Dataset rows describing interfaces
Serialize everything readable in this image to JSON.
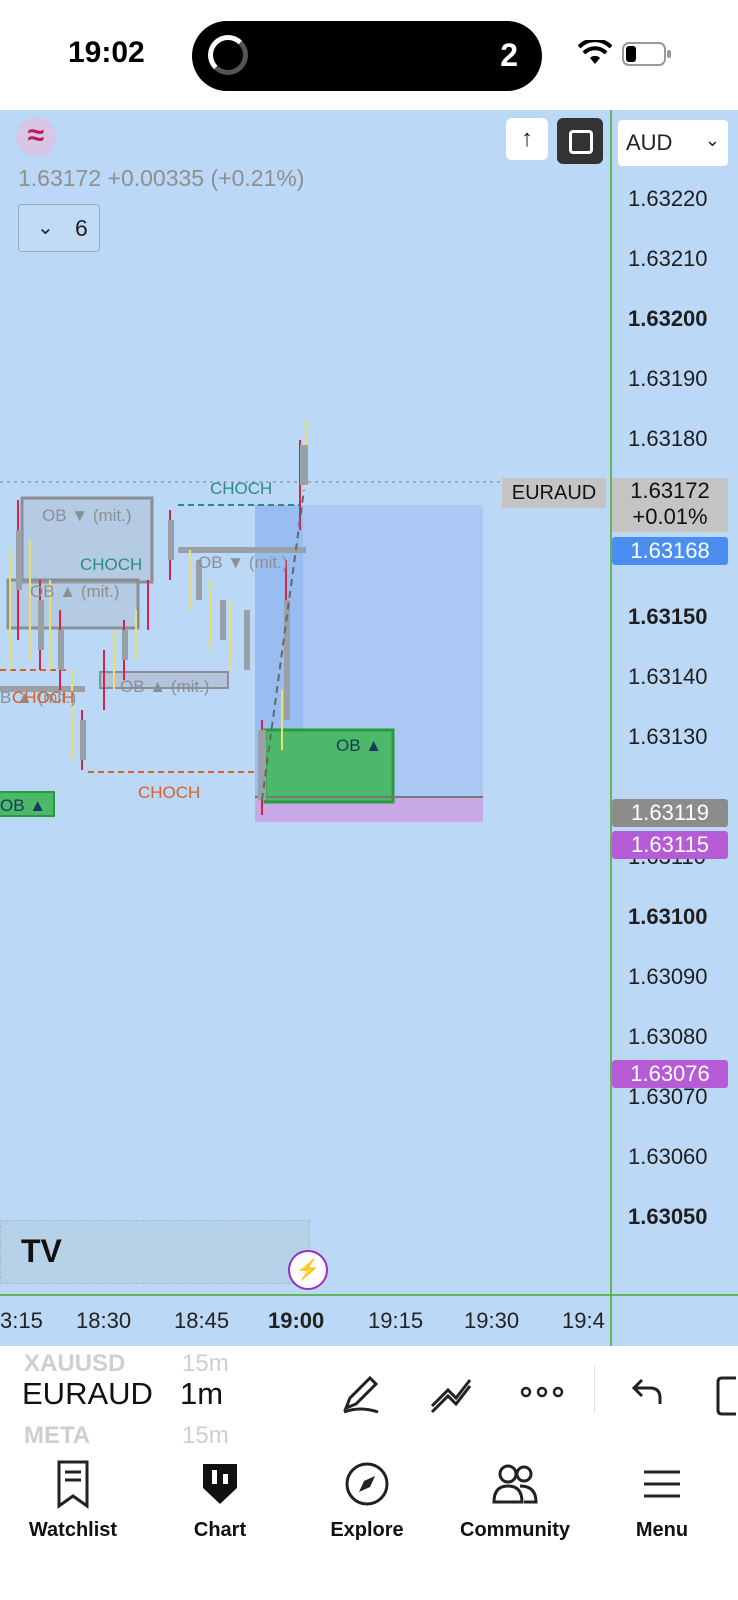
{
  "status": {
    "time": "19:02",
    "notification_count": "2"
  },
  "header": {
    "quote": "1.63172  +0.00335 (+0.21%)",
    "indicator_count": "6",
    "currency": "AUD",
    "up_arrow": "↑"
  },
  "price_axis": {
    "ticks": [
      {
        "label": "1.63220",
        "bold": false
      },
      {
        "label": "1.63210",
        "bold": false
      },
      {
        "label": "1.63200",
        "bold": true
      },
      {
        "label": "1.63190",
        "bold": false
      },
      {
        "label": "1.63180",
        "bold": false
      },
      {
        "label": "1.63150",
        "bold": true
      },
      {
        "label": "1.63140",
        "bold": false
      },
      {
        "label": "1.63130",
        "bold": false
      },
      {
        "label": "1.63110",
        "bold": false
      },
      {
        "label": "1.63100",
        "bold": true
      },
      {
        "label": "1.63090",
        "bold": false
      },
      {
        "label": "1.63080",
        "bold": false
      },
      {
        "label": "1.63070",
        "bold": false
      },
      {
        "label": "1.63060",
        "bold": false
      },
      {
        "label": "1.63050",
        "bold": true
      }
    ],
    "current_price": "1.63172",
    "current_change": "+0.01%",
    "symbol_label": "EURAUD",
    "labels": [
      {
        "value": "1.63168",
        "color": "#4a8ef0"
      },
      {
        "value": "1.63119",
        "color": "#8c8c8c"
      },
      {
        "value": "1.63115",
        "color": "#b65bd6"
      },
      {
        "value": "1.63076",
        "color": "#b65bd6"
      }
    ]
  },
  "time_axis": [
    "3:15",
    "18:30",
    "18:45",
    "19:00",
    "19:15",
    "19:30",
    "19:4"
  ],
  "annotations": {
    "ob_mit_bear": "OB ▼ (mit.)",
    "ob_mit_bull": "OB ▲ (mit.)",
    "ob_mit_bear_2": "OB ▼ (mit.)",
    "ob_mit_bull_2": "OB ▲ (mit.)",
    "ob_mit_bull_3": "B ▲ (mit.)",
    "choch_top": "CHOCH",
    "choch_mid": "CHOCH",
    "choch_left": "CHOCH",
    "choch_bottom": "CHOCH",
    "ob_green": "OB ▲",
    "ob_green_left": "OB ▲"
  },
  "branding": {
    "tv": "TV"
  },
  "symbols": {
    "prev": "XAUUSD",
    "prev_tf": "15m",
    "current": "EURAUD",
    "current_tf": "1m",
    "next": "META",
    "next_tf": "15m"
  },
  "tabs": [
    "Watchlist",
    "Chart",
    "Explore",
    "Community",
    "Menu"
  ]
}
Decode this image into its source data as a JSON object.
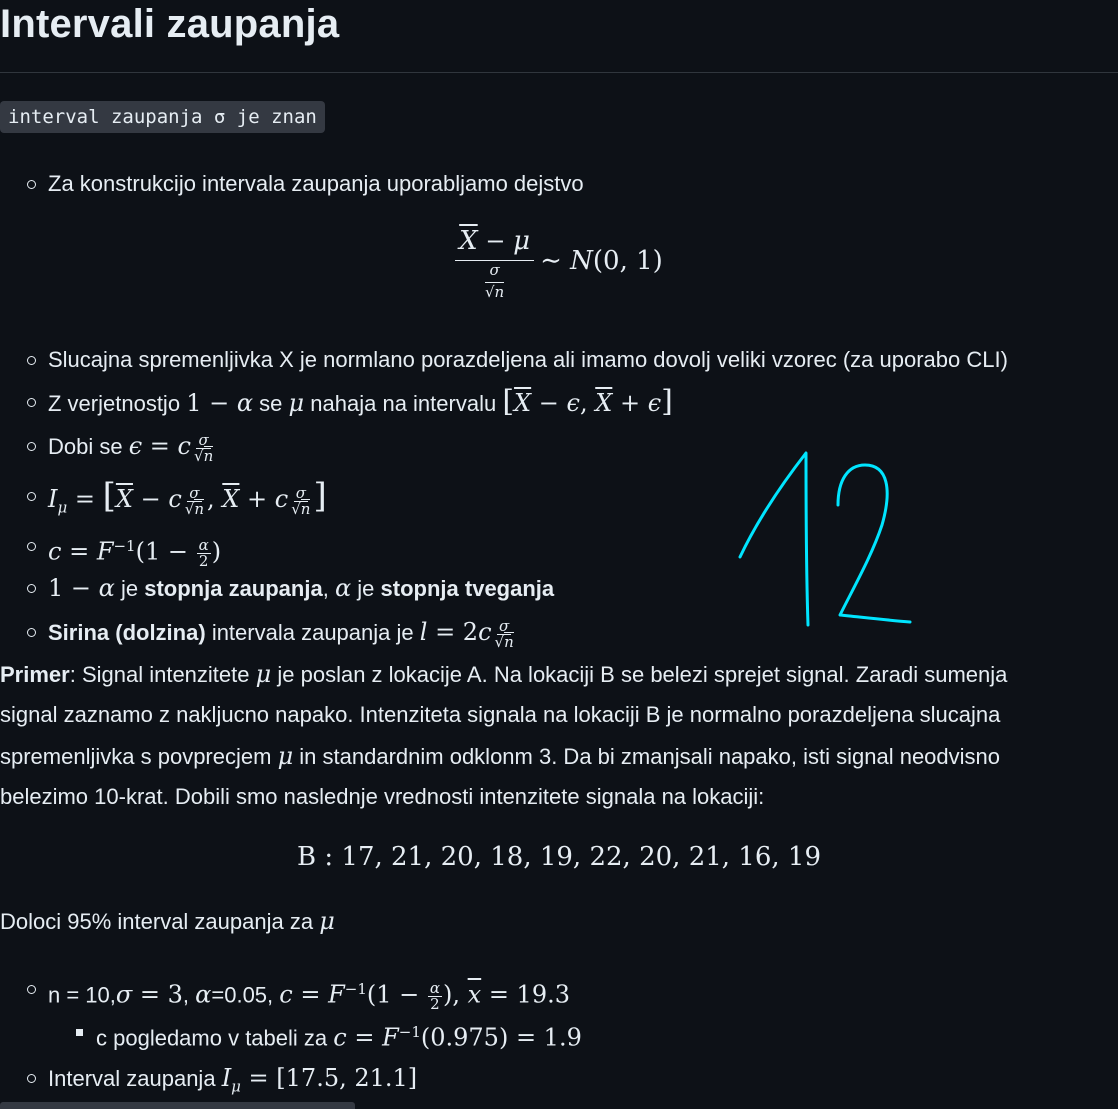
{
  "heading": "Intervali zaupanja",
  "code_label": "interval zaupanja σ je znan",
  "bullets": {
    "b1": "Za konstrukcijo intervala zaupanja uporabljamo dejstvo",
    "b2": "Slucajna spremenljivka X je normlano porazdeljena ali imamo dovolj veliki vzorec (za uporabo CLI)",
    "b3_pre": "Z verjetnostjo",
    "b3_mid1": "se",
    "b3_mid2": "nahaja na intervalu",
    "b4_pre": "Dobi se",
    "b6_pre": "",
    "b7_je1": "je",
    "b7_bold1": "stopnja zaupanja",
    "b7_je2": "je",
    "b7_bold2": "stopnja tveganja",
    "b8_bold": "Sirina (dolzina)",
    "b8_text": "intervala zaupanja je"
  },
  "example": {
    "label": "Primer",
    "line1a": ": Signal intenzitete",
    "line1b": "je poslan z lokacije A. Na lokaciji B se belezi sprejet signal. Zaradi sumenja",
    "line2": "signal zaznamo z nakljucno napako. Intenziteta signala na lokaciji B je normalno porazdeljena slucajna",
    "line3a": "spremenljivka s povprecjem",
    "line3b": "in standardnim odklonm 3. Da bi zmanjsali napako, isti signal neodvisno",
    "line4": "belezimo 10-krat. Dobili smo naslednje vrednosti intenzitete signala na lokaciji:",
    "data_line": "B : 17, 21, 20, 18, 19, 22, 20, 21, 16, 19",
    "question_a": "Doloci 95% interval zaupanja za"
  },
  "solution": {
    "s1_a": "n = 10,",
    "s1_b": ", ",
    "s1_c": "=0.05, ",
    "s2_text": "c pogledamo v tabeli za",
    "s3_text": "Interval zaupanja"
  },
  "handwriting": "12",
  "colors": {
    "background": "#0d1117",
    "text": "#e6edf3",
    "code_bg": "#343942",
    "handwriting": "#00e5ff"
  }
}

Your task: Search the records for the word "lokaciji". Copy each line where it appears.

Answer to the problem:
    "line1b": "je poslan z lokacije A. Na lokaciji B se belezi sprejet signal. Zaradi sumenja",
    "line2": "signal zaznamo z nakljucno napako. Intenziteta signala na lokaciji B je normalno porazdeljena slucajna",
    "line4": "belezimo 10-krat. Dobili smo naslednje vrednosti intenzitete signala na lokaciji:",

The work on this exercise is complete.